• DESCRIPTION OF THE TASK:
Give all the lines below again, exactly, with no pictures.
Start of SUPPLIED RECORDS
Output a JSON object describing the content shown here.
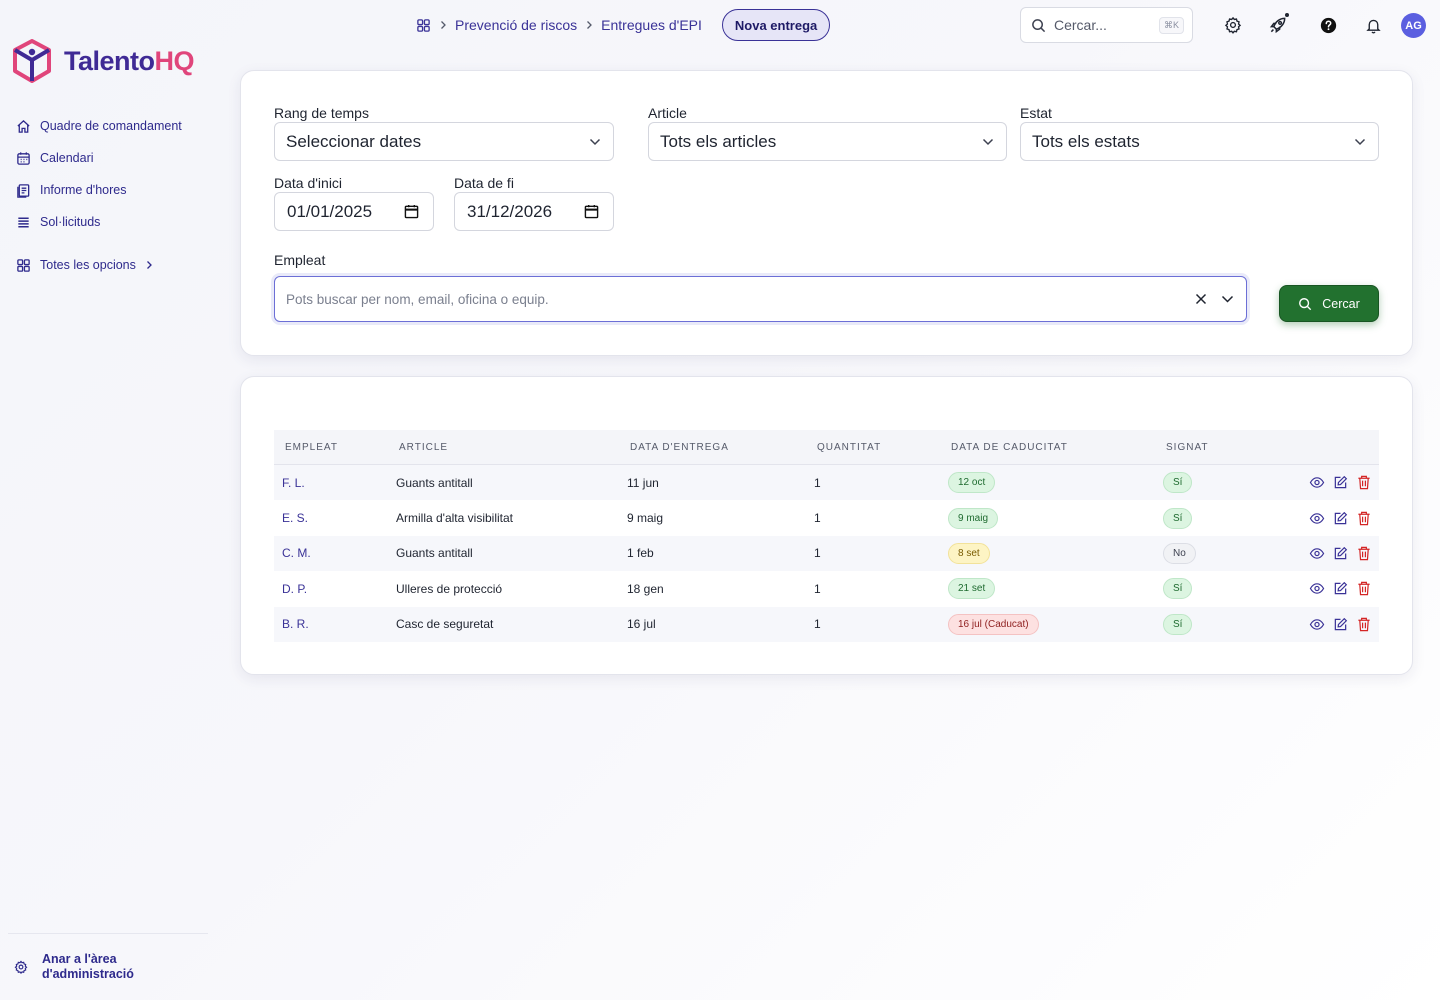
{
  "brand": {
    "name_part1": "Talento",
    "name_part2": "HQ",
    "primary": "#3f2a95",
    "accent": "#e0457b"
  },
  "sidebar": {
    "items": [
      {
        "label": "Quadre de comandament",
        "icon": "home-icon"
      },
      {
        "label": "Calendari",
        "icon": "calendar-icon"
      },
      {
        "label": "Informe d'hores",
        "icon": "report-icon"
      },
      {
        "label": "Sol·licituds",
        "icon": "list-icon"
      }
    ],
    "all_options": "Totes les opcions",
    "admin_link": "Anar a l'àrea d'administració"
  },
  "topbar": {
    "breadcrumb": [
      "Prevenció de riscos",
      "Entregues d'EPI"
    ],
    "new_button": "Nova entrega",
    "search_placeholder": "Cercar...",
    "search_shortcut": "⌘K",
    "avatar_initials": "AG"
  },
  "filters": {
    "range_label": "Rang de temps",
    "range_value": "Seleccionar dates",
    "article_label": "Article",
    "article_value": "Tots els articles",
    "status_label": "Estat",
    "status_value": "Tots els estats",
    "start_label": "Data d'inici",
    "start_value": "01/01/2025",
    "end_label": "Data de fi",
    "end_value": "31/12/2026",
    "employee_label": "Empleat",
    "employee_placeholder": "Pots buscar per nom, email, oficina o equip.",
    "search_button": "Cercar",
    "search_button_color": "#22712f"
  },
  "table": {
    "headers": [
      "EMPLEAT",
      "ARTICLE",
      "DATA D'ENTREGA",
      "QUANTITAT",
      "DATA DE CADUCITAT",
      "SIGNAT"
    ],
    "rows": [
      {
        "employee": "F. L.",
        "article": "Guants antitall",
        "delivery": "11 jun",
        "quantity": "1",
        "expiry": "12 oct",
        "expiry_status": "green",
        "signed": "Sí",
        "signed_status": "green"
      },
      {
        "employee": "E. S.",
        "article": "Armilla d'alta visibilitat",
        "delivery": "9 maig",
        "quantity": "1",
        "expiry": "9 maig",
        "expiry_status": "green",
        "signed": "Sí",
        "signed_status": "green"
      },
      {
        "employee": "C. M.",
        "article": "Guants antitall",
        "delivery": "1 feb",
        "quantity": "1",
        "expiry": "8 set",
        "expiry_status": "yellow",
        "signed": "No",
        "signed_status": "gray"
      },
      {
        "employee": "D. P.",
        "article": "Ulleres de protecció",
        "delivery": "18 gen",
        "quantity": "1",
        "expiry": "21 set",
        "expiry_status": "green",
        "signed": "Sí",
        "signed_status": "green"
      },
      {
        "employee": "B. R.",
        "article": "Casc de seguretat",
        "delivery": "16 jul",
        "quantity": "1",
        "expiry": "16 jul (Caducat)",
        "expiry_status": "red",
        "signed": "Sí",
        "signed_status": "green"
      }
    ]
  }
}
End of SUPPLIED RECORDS
• RESPONSE:
Output a JSON object describing the content shown here.
{
  "brand": {
    "name_part1": "Talento",
    "name_part2": "HQ",
    "primary": "#3f2a95",
    "accent": "#e0457b"
  },
  "sidebar": {
    "items": [
      {
        "label": "Quadre de comandament",
        "icon": "home-icon"
      },
      {
        "label": "Calendari",
        "icon": "calendar-icon"
      },
      {
        "label": "Informe d'hores",
        "icon": "report-icon"
      },
      {
        "label": "Sol·licituds",
        "icon": "list-icon"
      }
    ],
    "all_options": "Totes les opcions",
    "admin_link": "Anar a l'àrea d'administració"
  },
  "topbar": {
    "breadcrumb": [
      "Prevenció de riscos",
      "Entregues d'EPI"
    ],
    "new_button": "Nova entrega",
    "search_placeholder": "Cercar...",
    "search_shortcut": "⌘K",
    "avatar_initials": "AG"
  },
  "filters": {
    "range_label": "Rang de temps",
    "range_value": "Seleccionar dates",
    "article_label": "Article",
    "article_value": "Tots els articles",
    "status_label": "Estat",
    "status_value": "Tots els estats",
    "start_label": "Data d'inici",
    "start_value": "01/01/2025",
    "end_label": "Data de fi",
    "end_value": "31/12/2026",
    "employee_label": "Empleat",
    "employee_placeholder": "Pots buscar per nom, email, oficina o equip.",
    "search_button": "Cercar",
    "search_button_color": "#22712f"
  },
  "table": {
    "headers": [
      "EMPLEAT",
      "ARTICLE",
      "DATA D'ENTREGA",
      "QUANTITAT",
      "DATA DE CADUCITAT",
      "SIGNAT"
    ],
    "rows": [
      {
        "employee": "F. L.",
        "article": "Guants antitall",
        "delivery": "11 jun",
        "quantity": "1",
        "expiry": "12 oct",
        "expiry_status": "green",
        "signed": "Sí",
        "signed_status": "green"
      },
      {
        "employee": "E. S.",
        "article": "Armilla d'alta visibilitat",
        "delivery": "9 maig",
        "quantity": "1",
        "expiry": "9 maig",
        "expiry_status": "green",
        "signed": "Sí",
        "signed_status": "green"
      },
      {
        "employee": "C. M.",
        "article": "Guants antitall",
        "delivery": "1 feb",
        "quantity": "1",
        "expiry": "8 set",
        "expiry_status": "yellow",
        "signed": "No",
        "signed_status": "gray"
      },
      {
        "employee": "D. P.",
        "article": "Ulleres de protecció",
        "delivery": "18 gen",
        "quantity": "1",
        "expiry": "21 set",
        "expiry_status": "green",
        "signed": "Sí",
        "signed_status": "green"
      },
      {
        "employee": "B. R.",
        "article": "Casc de seguretat",
        "delivery": "16 jul",
        "quantity": "1",
        "expiry": "16 jul (Caducat)",
        "expiry_status": "red",
        "signed": "Sí",
        "signed_status": "green"
      }
    ]
  }
}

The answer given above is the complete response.